Before those diversity statistics were publicly released there wasn’t too much focus on the giant tech companies. But people like Reverend Jesse Jackson have been vocal and continued to put the spotlight on the lack of diversity in Silicon Valley. Now the issue is a hot topic. It’s also about what kind of skills and jobs that will be in demand in the future. STEM skills are vital for career progression and the continued growth of the U.S. economy. These companies are the new Fortune 500 companies, the new GM [General Motors] or U.S. Steel.
Further down the line, Tinuoye and UrbanGeekz will be launching the UrbanGeekz 100, an annual list of underrepresented minorities making strides in science and technology. The handpicked list will culminate with an on-site exclusive awards gala honoring these dynamic leaders and influencers of color who have achieved success in their prospective industries.
Tonight, January 26th at 10pm, the BBC rolls out its new super-charged series, Mud, Sweat & Gears… and boy, do they get it right. This is a new breed of car show filled with cheeky humor, high-octane stunts, vehicle transformations and insane challenges… I promise, this show does not disappoint!
The first episode features two brothers from Detroit, Steve Perkins and Todd Perkins, competing against California racers Keith Kramer and Rob Krider. These contestants bring it! Guided by the quick–witted, charismatic hosts, Tom “Wookie” Ford & Jonny Smith, the teams have a limited amount of time to transform their base cars into challenge-themed machines.
The viewer is made part of the experience and you may even find yourself yelling, laughing, wincing and cheering as Mud, Sweat and Gears is a ride you won’t want to stop.
Full disclosure — I did work on this show and while I wouldn’t necessarily peg myself as a car show enthusiast… THIS show is so entertaining…it had me at engine START. I highly recommend Mud, Sweat & Gears.
Pharrell just continues to expand his brand as he has just launched a Billionaire Boys Club mobile shopping app called Spring. BBC has stocked up with a new set of hoodies that you can now purchase from the mobile app. So I’m sure every huge billionaire boys club fan will be downloading the app asap. If you haven’t downloaded Spring , you can get your first look here.
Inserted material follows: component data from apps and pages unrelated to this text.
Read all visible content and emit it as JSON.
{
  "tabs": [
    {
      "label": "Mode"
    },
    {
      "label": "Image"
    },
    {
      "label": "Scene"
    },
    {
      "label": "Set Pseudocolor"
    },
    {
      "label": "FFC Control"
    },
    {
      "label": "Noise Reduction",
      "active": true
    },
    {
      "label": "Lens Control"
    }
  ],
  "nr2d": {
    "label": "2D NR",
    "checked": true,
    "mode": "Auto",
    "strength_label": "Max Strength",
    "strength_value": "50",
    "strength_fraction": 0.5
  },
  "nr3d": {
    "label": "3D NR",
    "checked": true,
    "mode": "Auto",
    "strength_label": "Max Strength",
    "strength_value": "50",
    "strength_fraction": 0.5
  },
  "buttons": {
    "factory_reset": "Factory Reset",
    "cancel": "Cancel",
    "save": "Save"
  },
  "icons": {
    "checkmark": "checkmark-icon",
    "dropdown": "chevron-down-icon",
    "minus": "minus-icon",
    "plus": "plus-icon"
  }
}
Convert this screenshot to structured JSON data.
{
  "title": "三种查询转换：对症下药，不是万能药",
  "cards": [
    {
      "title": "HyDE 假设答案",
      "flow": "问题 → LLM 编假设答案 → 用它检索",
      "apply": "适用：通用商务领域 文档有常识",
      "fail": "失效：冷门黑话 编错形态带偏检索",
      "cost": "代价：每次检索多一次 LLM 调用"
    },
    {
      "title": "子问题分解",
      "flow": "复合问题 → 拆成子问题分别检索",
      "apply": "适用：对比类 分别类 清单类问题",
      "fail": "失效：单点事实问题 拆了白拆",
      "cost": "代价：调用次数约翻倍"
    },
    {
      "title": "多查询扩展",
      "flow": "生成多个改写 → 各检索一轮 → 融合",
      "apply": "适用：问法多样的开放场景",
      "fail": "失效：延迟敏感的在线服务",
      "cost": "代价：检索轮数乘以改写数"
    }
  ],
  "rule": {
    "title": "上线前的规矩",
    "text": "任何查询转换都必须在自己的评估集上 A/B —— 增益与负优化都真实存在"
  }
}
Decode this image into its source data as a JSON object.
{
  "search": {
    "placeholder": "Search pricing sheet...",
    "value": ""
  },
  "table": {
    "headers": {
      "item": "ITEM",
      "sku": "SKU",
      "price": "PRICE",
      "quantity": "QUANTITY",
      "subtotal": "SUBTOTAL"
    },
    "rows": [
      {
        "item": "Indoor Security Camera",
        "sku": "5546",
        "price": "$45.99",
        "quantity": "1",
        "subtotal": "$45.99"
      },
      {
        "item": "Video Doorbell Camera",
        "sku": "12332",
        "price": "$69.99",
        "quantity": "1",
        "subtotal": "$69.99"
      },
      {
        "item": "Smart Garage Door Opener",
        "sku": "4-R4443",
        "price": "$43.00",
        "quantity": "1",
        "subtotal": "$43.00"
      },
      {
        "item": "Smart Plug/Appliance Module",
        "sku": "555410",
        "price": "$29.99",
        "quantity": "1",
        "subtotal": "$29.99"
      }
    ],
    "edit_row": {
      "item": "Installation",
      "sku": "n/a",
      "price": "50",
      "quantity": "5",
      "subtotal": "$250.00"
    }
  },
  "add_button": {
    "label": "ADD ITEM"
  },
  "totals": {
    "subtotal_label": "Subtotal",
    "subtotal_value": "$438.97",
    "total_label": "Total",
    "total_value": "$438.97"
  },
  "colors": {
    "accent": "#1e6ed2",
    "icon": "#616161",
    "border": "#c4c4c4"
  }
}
Pharrell’s hoodies came just in time for the chilly weather and cold nights, so make sure you cop yourself a few.
The Brit actor who’s just signed to play maverick cop Alex Cross in David Twohy’s Cross, stars in the 6-part BBC mini-series Luther playing another maverick cop (think Cracker meets Prime Suspect meets Wallender). Luther uses the Columbo trick of letting the viewer discover early on who the murderer is – the suspense comes from watching how Luther will catch the murderer. Brit TV reviewers agreed Elba saved a tired formula “pitched somewhere in that territory between fantasy and cliché that commissioning editors find so irresistible,” humphed the Guardian, while the Daily Telegraph said: “Luther lets Elba down”. Poor early reviews impacted ratings. From an audience of 5.8 million (24%) for its first outing, ratings fell to 3.1 million (12.3%) by episode five. Despite falling ratings, the Beeb announced at the Edinburgh TV festival it was commissioning Luther for a couple more two-hour specials. Luther premieres October 17.